> Task prompt
Each entry should be duplicated exactly, with no line missing.

> Data
□ □ □ □

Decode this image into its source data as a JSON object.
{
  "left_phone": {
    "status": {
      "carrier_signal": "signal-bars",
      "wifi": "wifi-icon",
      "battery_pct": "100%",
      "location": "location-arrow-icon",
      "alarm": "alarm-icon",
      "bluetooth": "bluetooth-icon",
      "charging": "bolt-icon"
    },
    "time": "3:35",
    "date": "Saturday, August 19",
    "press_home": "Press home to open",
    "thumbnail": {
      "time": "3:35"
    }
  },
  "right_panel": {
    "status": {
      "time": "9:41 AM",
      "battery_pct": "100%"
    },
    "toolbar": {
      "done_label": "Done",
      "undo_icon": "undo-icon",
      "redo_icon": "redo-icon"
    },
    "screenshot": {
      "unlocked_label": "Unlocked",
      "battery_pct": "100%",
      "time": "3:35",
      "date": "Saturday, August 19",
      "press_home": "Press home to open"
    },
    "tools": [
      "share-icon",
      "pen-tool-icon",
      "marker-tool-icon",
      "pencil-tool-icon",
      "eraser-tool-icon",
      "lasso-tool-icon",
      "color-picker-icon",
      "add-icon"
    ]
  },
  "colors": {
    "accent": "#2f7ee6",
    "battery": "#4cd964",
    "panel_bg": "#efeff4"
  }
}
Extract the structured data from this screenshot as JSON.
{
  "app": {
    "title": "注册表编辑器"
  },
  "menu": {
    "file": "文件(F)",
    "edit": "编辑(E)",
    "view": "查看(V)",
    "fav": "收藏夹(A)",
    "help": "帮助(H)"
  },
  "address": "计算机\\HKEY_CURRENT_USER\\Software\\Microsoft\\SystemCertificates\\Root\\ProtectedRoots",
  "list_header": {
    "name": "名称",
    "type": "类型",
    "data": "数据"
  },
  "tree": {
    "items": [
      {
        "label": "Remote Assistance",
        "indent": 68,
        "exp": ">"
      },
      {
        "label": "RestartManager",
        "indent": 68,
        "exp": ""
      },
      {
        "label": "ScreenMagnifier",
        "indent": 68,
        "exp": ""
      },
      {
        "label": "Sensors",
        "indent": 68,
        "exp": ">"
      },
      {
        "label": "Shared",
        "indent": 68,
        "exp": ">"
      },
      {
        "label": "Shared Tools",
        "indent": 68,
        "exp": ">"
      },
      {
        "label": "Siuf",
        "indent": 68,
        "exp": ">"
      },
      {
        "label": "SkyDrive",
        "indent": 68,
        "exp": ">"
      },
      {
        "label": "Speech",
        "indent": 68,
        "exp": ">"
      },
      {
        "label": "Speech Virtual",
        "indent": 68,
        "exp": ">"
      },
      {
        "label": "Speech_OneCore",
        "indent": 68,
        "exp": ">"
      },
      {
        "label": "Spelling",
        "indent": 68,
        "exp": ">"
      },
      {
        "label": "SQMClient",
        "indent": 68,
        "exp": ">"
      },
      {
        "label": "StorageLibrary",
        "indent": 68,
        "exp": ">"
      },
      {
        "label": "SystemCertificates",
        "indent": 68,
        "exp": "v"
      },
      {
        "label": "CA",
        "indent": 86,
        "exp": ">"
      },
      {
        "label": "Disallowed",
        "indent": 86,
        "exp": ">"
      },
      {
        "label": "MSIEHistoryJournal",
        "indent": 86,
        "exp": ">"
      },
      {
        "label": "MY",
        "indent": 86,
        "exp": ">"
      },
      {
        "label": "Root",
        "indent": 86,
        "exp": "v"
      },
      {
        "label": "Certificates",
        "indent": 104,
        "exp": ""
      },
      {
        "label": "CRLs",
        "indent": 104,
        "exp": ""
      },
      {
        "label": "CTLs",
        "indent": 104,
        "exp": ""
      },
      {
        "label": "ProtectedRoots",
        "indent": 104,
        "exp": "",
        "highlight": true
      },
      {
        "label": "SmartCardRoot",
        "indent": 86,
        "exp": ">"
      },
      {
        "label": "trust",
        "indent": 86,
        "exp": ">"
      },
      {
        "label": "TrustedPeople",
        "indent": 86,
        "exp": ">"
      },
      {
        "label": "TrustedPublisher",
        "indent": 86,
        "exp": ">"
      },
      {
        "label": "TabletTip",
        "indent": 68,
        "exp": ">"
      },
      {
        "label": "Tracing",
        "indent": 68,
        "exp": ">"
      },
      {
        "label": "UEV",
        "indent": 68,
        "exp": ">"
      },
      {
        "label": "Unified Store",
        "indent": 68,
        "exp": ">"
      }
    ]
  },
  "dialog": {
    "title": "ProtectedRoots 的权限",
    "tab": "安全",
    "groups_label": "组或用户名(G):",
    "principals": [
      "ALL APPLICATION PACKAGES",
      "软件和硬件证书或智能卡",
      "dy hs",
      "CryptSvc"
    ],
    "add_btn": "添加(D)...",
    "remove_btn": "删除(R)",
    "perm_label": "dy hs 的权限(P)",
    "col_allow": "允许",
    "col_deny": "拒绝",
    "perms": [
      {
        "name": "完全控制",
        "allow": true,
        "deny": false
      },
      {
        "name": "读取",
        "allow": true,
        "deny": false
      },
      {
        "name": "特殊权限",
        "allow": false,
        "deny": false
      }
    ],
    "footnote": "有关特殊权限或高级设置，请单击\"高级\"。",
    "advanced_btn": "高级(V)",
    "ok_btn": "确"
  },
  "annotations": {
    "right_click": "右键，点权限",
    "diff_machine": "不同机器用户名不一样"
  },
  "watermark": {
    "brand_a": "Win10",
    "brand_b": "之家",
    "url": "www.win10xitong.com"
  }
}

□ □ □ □

> Expected output
Decode this image into its source data as a JSON object.
{
  "left_phone": {
    "status": {
      "carrier_signal": "signal-bars",
      "wifi": "wifi-icon",
      "battery_pct": "100%",
      "location": "location-arrow-icon",
      "alarm": "alarm-icon",
      "bluetooth": "bluetooth-icon",
      "charging": "bolt-icon"
    },
    "time": "3:35",
    "date": "Saturday, August 19",
    "press_home": "Press home to open",
    "thumbnail": {
      "time": "3:35"
    }
  },
  "right_panel": {
    "status": {
      "time": "9:41 AM",
      "battery_pct": "100%"
    },
    "toolbar": {
      "done_label": "Done",
      "undo_icon": "undo-icon",
      "redo_icon": "redo-icon"
    },
    "screenshot": {
      "unlocked_label": "Unlocked",
      "battery_pct": "100%",
      "time": "3:35",
      "date": "Saturday, August 19",
      "press_home": "Press home to open"
    },
    "tools": [
      "share-icon",
      "pen-tool-icon",
      "marker-tool-icon",
      "pencil-tool-icon",
      "eraser-tool-icon",
      "lasso-tool-icon",
      "color-picker-icon",
      "add-icon"
    ]
  },
  "colors": {
    "accent": "#2f7ee6",
    "battery": "#4cd964",
    "panel_bg": "#efeff4"
  }
}
Extract the structured data from this screenshot as JSON.
{
  "app": {
    "title": "注册表编辑器"
  },
  "menu": {
    "file": "文件(F)",
    "edit": "编辑(E)",
    "view": "查看(V)",
    "fav": "收藏夹(A)",
    "help": "帮助(H)"
  },
  "address": "计算机\\HKEY_CURRENT_USER\\Software\\Microsoft\\SystemCertificates\\Root\\ProtectedRoots",
  "list_header": {
    "name": "名称",
    "type": "类型",
    "data": "数据"
  },
  "tree": {
    "items": [
      {
        "label": "Remote Assistance",
        "indent": 68,
        "exp": ">"
      },
      {
        "label": "RestartManager",
        "indent": 68,
        "exp": ""
      },
      {
        "label": "ScreenMagnifier",
        "indent": 68,
        "exp": ""
      },
      {
        "label": "Sensors",
        "indent": 68,
        "exp": ">"
      },
      {
        "label": "Shared",
        "indent": 68,
        "exp": ">"
      },
      {
        "label": "Shared Tools",
        "indent": 68,
        "exp": ">"
      },
      {
        "label": "Siuf",
        "indent": 68,
        "exp": ">"
      },
      {
        "label": "SkyDrive",
        "indent": 68,
        "exp": ">"
      },
      {
        "label": "Speech",
        "indent": 68,
        "exp": ">"
      },
      {
        "label": "Speech Virtual",
        "indent": 68,
        "exp": ">"
      },
      {
        "label": "Speech_OneCore",
        "indent": 68,
        "exp": ">"
      },
      {
        "label": "Spelling",
        "indent": 68,
        "exp": ">"
      },
      {
        "label": "SQMClient",
        "indent": 68,
        "exp": ">"
      },
      {
        "label": "StorageLibrary",
        "indent": 68,
        "exp": ">"
      },
      {
        "label": "SystemCertificates",
        "indent": 68,
        "exp": "v"
      },
      {
        "label": "CA",
        "indent": 86,
        "exp": ">"
      },
      {
        "label": "Disallowed",
        "indent": 86,
        "exp": ">"
      },
      {
        "label": "MSIEHistoryJournal",
        "indent": 86,
        "exp": ">"
      },
      {
        "label": "MY",
        "indent": 86,
        "exp": ">"
      },
      {
        "label": "Root",
        "indent": 86,
        "exp": "v"
      },
      {
        "label": "Certificates",
        "indent": 104,
        "exp": ""
      },
      {
        "label": "CRLs",
        "indent": 104,
        "exp": ""
      },
      {
        "label": "CTLs",
        "indent": 104,
        "exp": ""
      },
      {
        "label": "ProtectedRoots",
        "indent": 104,
        "exp": "",
        "highlight": true
      },
      {
        "label": "SmartCardRoot",
        "indent": 86,
        "exp": ">"
      },
      {
        "label": "trust",
        "indent": 86,
        "exp": ">"
      },
      {
        "label": "TrustedPeople",
        "indent": 86,
        "exp": ">"
      },
      {
        "label": "TrustedPublisher",
        "indent": 86,
        "exp": ">"
      },
      {
        "label": "TabletTip",
        "indent": 68,
        "exp": ">"
      },
      {
        "label": "Tracing",
        "indent": 68,
        "exp": ">"
      },
      {
        "label": "UEV",
        "indent": 68,
        "exp": ">"
      },
      {
        "label": "Unified Store",
        "indent": 68,
        "exp": ">"
      }
    ]
  },
  "dialog": {
    "title": "ProtectedRoots 的权限",
    "tab": "安全",
    "groups_label": "组或用户名(G):",
    "principals": [
      "ALL APPLICATION PACKAGES",
      "软件和硬件证书或智能卡",
      "dy hs",
      "CryptSvc"
    ],
    "add_btn": "添加(D)...",
    "remove_btn": "删除(R)",
    "perm_label": "dy hs 的权限(P)",
    "col_allow": "允许",
    "col_deny": "拒绝",
    "perms": [
      {
        "name": "完全控制",
        "allow": true,
        "deny": false
      },
      {
        "name": "读取",
        "allow": true,
        "deny": false
      },
      {
        "name": "特殊权限",
        "allow": false,
        "deny": false
      }
    ],
    "footnote": "有关特殊权限或高级设置，请单击\"高级\"。",
    "advanced_btn": "高级(V)",
    "ok_btn": "确"
  },
  "annotations": {
    "right_click": "右键，点权限",
    "diff_machine": "不同机器用户名不一样"
  },
  "watermark": {
    "brand_a": "Win10",
    "brand_b": "之家",
    "url": "www.win10xitong.com"
  }
}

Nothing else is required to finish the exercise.